■ Page and application data records

------------------------------------

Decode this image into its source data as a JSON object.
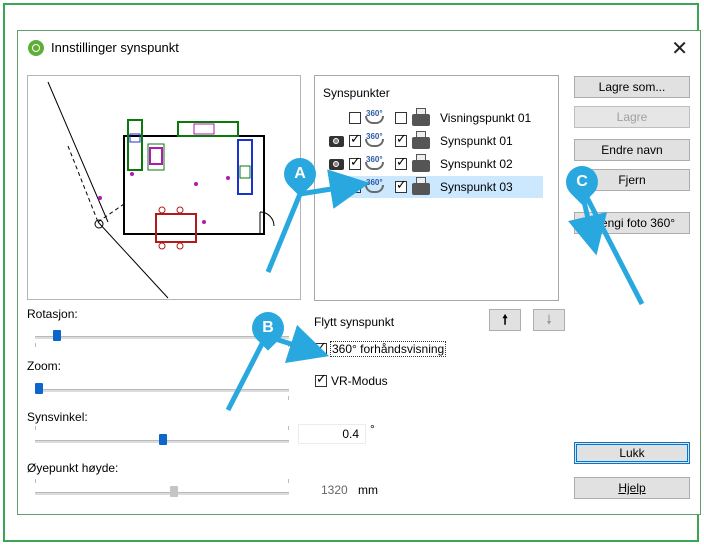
{
  "dialog": {
    "title": "Innstillinger synspunkt",
    "close_glyph": "✕"
  },
  "sliders": {
    "rotation": {
      "label": "Rotasjon:",
      "value_fraction": 0.08
    },
    "zoom": {
      "label": "Zoom:",
      "value_fraction": 0.01
    },
    "fov": {
      "label": "Synsvinkel:",
      "value": "0.4",
      "unit": "°",
      "value_fraction": 0.5
    },
    "eye_height": {
      "label": "Øyepunkt høyde:",
      "value": "1320",
      "unit": "mm",
      "value_fraction": 0.5
    }
  },
  "viewpoints": {
    "header": "Synspunkter",
    "items": [
      {
        "label": "Visningspunkt 01",
        "camera": false,
        "vr_checked": false,
        "print_checked": false,
        "selected": false
      },
      {
        "label": "Synspunkt 01",
        "camera": true,
        "vr_checked": true,
        "print_checked": true,
        "selected": false
      },
      {
        "label": "Synspunkt 02",
        "camera": true,
        "vr_checked": true,
        "print_checked": true,
        "selected": false
      },
      {
        "label": "Synspunkt 03",
        "camera": false,
        "vr_checked": true,
        "print_checked": true,
        "selected": true
      }
    ],
    "icon_360": "360°"
  },
  "move": {
    "label": "Flytt synspunkt",
    "up_glyph": "🠕",
    "down_glyph": "🠗"
  },
  "options": {
    "preview360": {
      "label": "360° forhåndsvisning",
      "checked": true
    },
    "vr_mode": {
      "label": "VR-Modus",
      "checked": true
    }
  },
  "buttons": {
    "save_as": "Lagre som...",
    "save": "Lagre",
    "rename": "Endre navn",
    "remove": "Fjern",
    "render360": "Gjengi foto 360°",
    "close": "Lukk",
    "help": "Hjelp"
  },
  "callouts": {
    "a": "A",
    "b": "B",
    "c": "C",
    "color": "#29a8e0"
  }
}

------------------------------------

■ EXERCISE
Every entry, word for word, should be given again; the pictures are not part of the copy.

■ TASK ANSWER
Decode this image into its source data as a JSON object.
{
  "dialog": {
    "title": "Innstillinger synspunkt",
    "close_glyph": "✕"
  },
  "sliders": {
    "rotation": {
      "label": "Rotasjon:",
      "value_fraction": 0.08
    },
    "zoom": {
      "label": "Zoom:",
      "value_fraction": 0.01
    },
    "fov": {
      "label": "Synsvinkel:",
      "value": "0.4",
      "unit": "°",
      "value_fraction": 0.5
    },
    "eye_height": {
      "label": "Øyepunkt høyde:",
      "value": "1320",
      "unit": "mm",
      "value_fraction": 0.5
    }
  },
  "viewpoints": {
    "header": "Synspunkter",
    "items": [
      {
        "label": "Visningspunkt 01",
        "camera": false,
        "vr_checked": false,
        "print_checked": false,
        "selected": false
      },
      {
        "label": "Synspunkt 01",
        "camera": true,
        "vr_checked": true,
        "print_checked": true,
        "selected": false
      },
      {
        "label": "Synspunkt 02",
        "camera": true,
        "vr_checked": true,
        "print_checked": true,
        "selected": false
      },
      {
        "label": "Synspunkt 03",
        "camera": false,
        "vr_checked": true,
        "print_checked": true,
        "selected": true
      }
    ],
    "icon_360": "360°"
  },
  "move": {
    "label": "Flytt synspunkt",
    "up_glyph": "🠕",
    "down_glyph": "🠗"
  },
  "options": {
    "preview360": {
      "label": "360° forhåndsvisning",
      "checked": true
    },
    "vr_mode": {
      "label": "VR-Modus",
      "checked": true
    }
  },
  "buttons": {
    "save_as": "Lagre som...",
    "save": "Lagre",
    "rename": "Endre navn",
    "remove": "Fjern",
    "render360": "Gjengi foto 360°",
    "close": "Lukk",
    "help": "Hjelp"
  },
  "callouts": {
    "a": "A",
    "b": "B",
    "c": "C",
    "color": "#29a8e0"
  }
}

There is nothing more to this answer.